# Problem details
With the string "icon" as the filter, copy each matching line from the records.

# Data under study
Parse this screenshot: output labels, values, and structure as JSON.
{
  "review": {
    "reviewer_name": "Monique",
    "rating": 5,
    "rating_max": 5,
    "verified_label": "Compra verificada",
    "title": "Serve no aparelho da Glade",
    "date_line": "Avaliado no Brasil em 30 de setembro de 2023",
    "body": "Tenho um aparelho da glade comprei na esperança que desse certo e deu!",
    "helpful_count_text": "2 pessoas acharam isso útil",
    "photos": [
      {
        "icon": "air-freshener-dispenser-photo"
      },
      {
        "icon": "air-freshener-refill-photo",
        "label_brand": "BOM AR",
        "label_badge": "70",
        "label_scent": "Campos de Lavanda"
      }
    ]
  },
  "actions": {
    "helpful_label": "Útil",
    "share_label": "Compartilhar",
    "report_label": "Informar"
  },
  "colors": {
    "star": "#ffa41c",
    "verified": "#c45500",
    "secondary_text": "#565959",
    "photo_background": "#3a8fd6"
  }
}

# Exercise result
        "icon": "air-freshener-dispenser-photo"
        "icon": "air-freshener-refill-photo",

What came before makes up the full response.